> _About this task_: Find the string "value" in the records. Copy each line that has it.

> _Provided data_:
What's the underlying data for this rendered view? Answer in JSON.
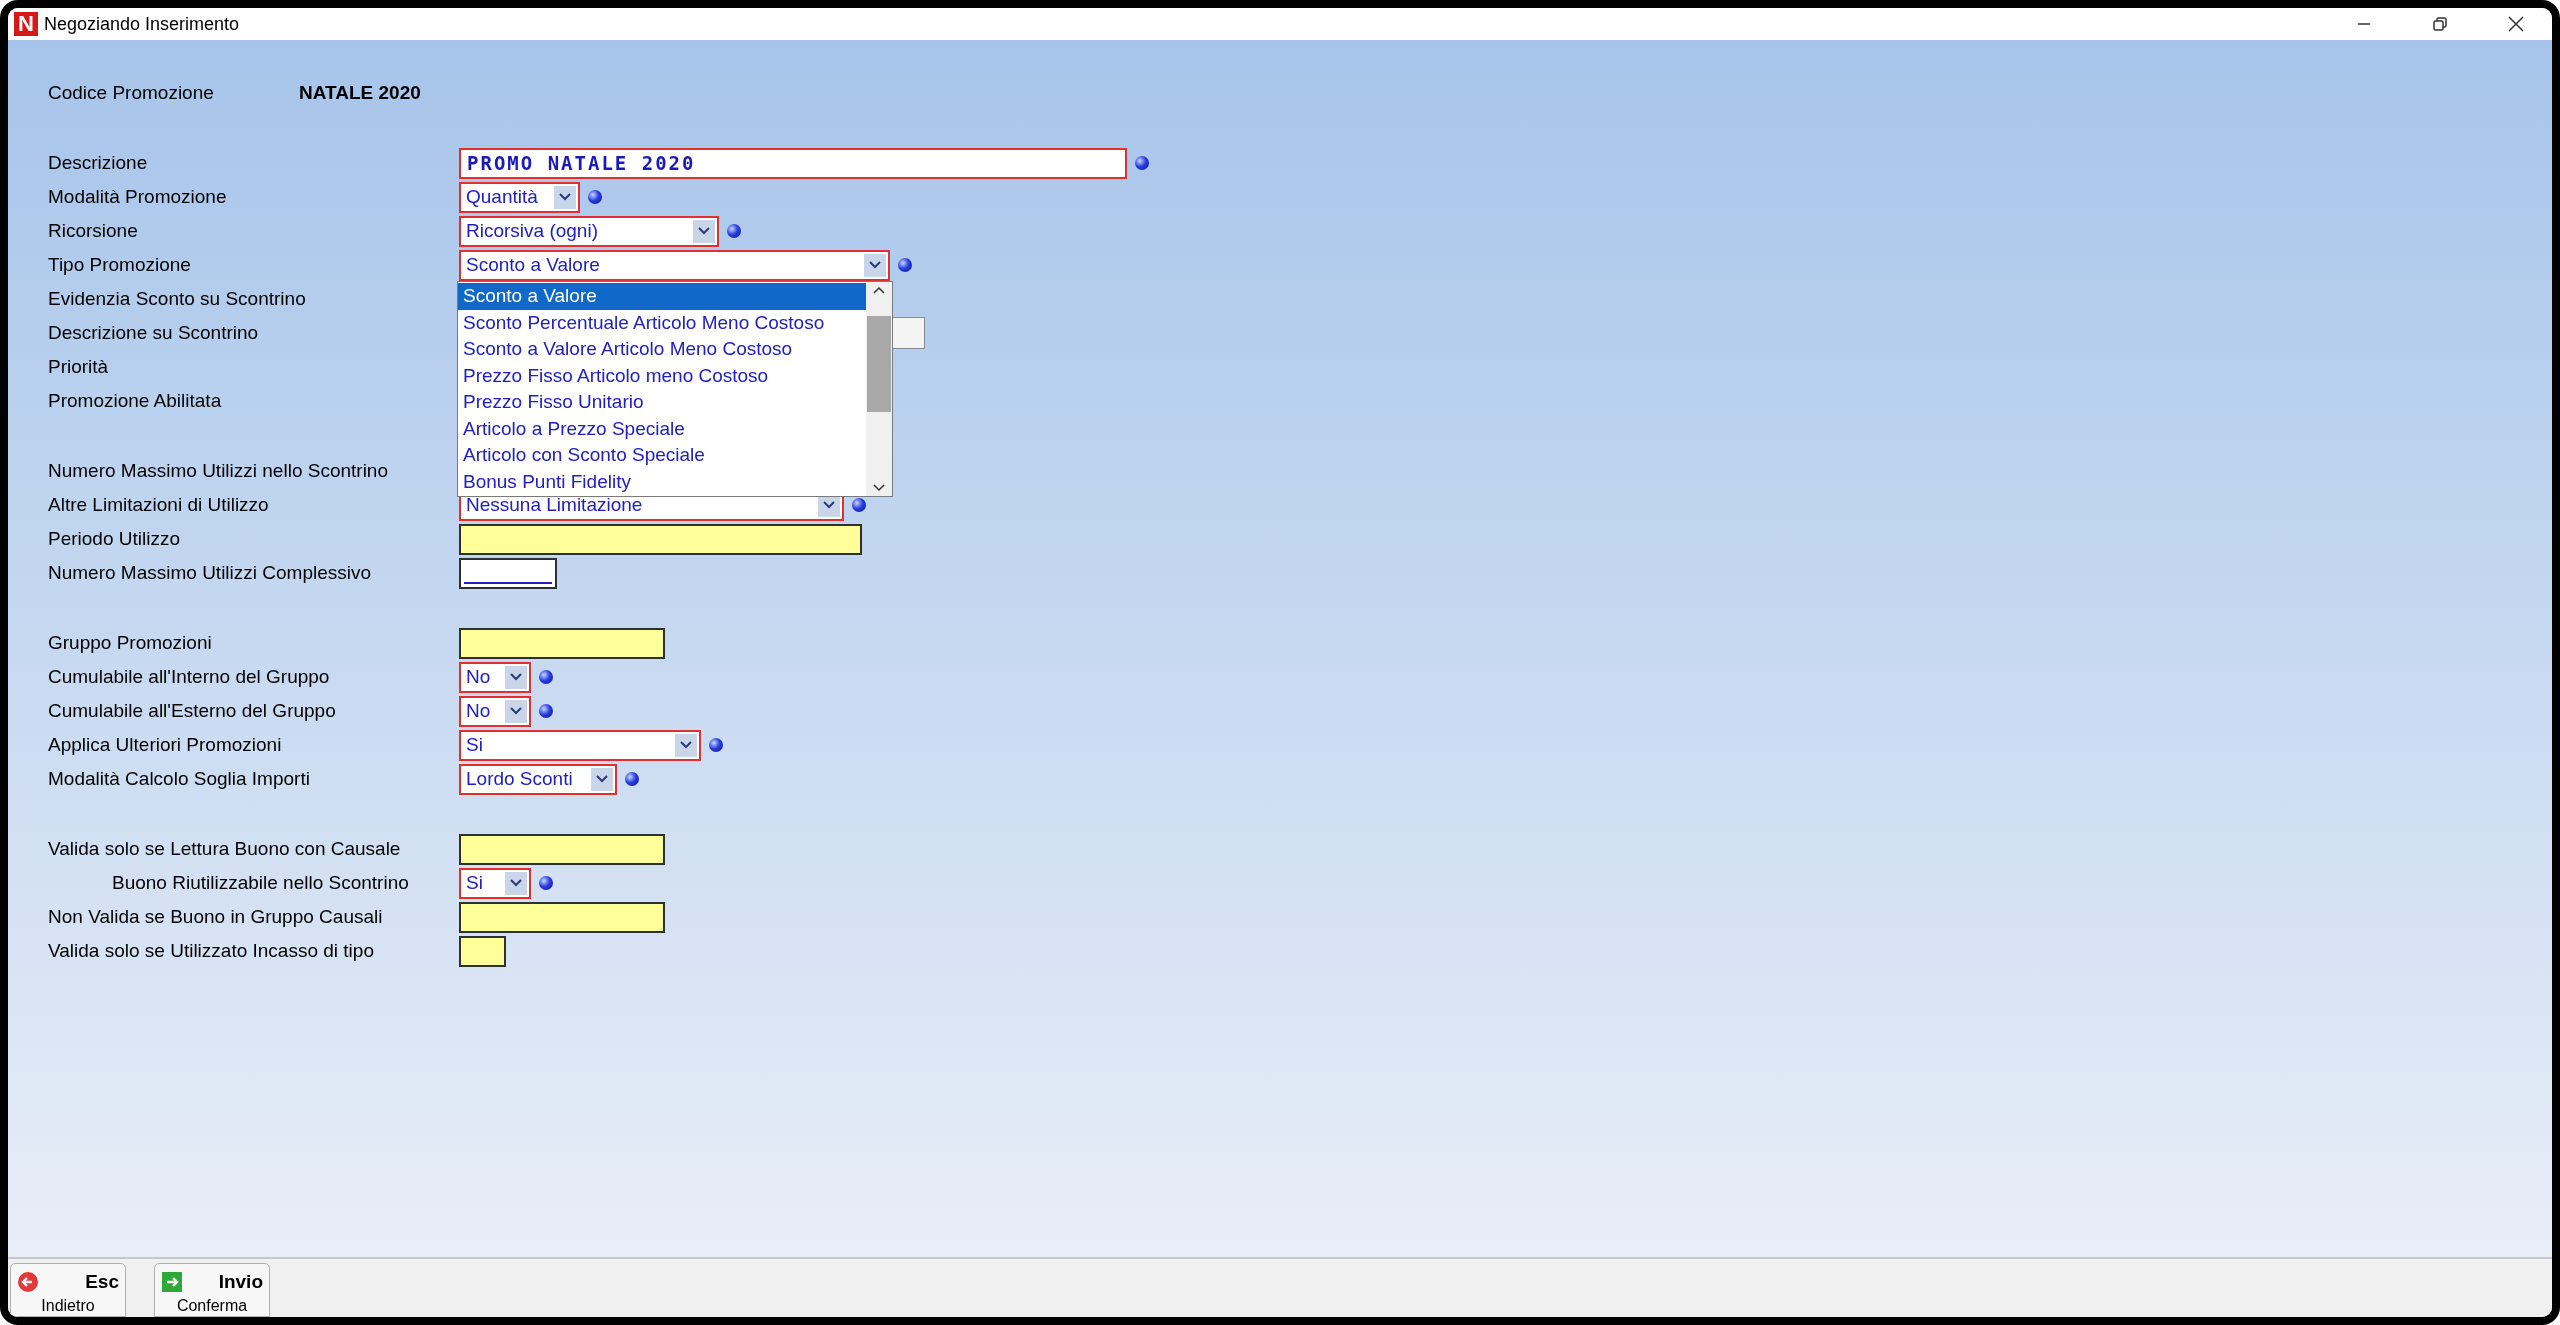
{
  "window": {
    "app_icon": "N",
    "title": "Negoziando  Inserimento"
  },
  "header": {
    "label": "Codice Promozione",
    "value": "NATALE 2020"
  },
  "sections": [
    {
      "rows": [
        {
          "label": "Descrizione",
          "kind": "text",
          "value": "PROMO NATALE 2020"
        },
        {
          "label": "Modalità Promozione",
          "kind": "select",
          "value": "Quantità"
        },
        {
          "label": "Ricorsione",
          "kind": "select",
          "value": "Ricorsiva (ogni)"
        },
        {
          "label": "Tipo Promozione",
          "kind": "select",
          "value": "Sconto a Valore",
          "expanded": true,
          "options": [
            {
              "label": "Sconto a Valore",
              "selected": true
            },
            {
              "label": "Sconto Percentuale Articolo Meno Costoso",
              "selected": false
            },
            {
              "label": "Sconto a Valore Articolo Meno Costoso",
              "selected": false
            },
            {
              "label": "Prezzo Fisso Articolo meno Costoso",
              "selected": false
            },
            {
              "label": "Prezzo Fisso Unitario",
              "selected": false
            },
            {
              "label": "Articolo a Prezzo Speciale",
              "selected": false
            },
            {
              "label": "Articolo con Sconto Speciale",
              "selected": false
            },
            {
              "label": "Bonus Punti Fidelity",
              "selected": false
            }
          ]
        },
        {
          "label": "Evidenzia Sconto su Scontrino",
          "kind": "covered"
        },
        {
          "label": "Descrizione su Scontrino",
          "kind": "covered",
          "button": true
        },
        {
          "label": "Priorità",
          "kind": "covered"
        },
        {
          "label": "Promozione Abilitata",
          "kind": "covered"
        }
      ]
    },
    {
      "rows": [
        {
          "label": "Numero Massimo Utilizzi nello Scontrino",
          "kind": "covered"
        },
        {
          "label": "Altre Limitazioni di Utilizzo",
          "kind": "select",
          "value": "Nessuna Limitazione"
        },
        {
          "label": "Periodo Utilizzo",
          "kind": "input"
        },
        {
          "label": "Numero Massimo Utilizzi Complessivo",
          "kind": "number"
        }
      ]
    },
    {
      "rows": [
        {
          "label": "Gruppo Promozioni",
          "kind": "input"
        },
        {
          "label": "Cumulabile all'Interno del Gruppo",
          "kind": "select",
          "value": "No"
        },
        {
          "label": "Cumulabile all'Esterno del Gruppo",
          "kind": "select",
          "value": "No"
        },
        {
          "label": "Applica Ulteriori Promozioni",
          "kind": "select",
          "value": "Si"
        },
        {
          "label": "Modalità Calcolo Soglia Importi",
          "kind": "select",
          "value": "Lordo Sconti"
        }
      ]
    },
    {
      "rows": [
        {
          "label": "Valida solo se Lettura Buono con Causale",
          "kind": "input",
          "children": [
            {
              "label": "Buono Riutilizzabile nello Scontrino",
              "kind": "select",
              "value": "Si"
            }
          ]
        },
        {
          "label": "Non Valida se Buono in Gruppo Causali",
          "kind": "input"
        },
        {
          "label": "Valida solo se Utilizzato Incasso di tipo",
          "kind": "input"
        }
      ]
    }
  ],
  "buttons": [
    {
      "kind": "back",
      "key": "Esc",
      "label": "Indietro"
    },
    {
      "kind": "confirm",
      "key": "Invio",
      "label": "Conferma"
    }
  ]
}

> _Result of the task_:
    "value": "NATALE 2020"
          "value": "PROMO NATALE 2020"
          "value": "Quantità"
          "value": "Ricorsiva (ogni)"
          "value": "Sconto a Valore",
          "value": "Nessuna Limitazione"
          "value": "No"
          "value": "No"
          "value": "Si"
          "value": "Lordo Sconti"
              "value": "Si"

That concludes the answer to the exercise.